Market Stat: Developers Have Pivoted to Repositioning Vacant Space in Lieu of Ground-Up Development
Only 378,000 square feet of retail space is under development in San Diego. This is the lowest figure since the summer of 2013. That amounts to only 0.3% of San Diego’s total retail inventory. This level has remained consistent for nearly a year, according to CoStar data.
So far in 2019, only 26,000 square feet of net new supply has been added in San Diego. The post-recession annual average for net new supply is 315,000 square feet.
The largest delivery was at One Paseo in Del Mar Heights. Kilroy’s project will also include nearly 300,000 square feet of office space and more than 600 apartment units, in addition to the 90,000-square-foot retail footprint.
The demolition of the former Sears at Westfield UTC took a bite out of inventory in 2019. That is the primary reason that net supply in 2019 will tally the lowest total since 2011, a projected 72,000 square feet.
Redevelopment has taken the place of ground-up construction. This is one reason that retail construction may not pick back up in the near term. San Diego, like much of the country, is replete with store closures. this impacts in-line, big-box retailers, and mall anchors, among others.
Some of those big-box store closures have provided opportunities for expansions. Burlington has taken a portion of a shuttered Sears in El Cajon, and former Toys R Us boxes in Oceanside and National City in the past year.

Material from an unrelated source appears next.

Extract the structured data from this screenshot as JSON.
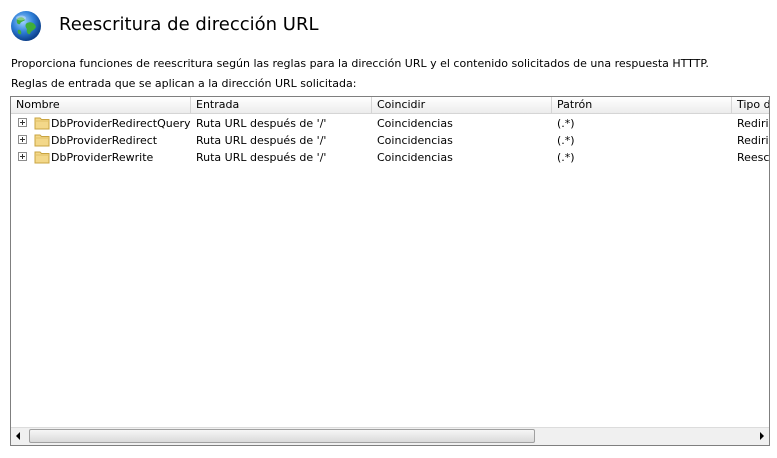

The redevelopment of the shuttered anchor into experiential retail space broke ground earlier this year when Sears closed at Westfield UTC. The Collection at UTC accounts for the plurality of retail space being built in the region. Several tenants, including Equinox and coworking brand Industrious are set to occupy more than 60,000 square feet between them.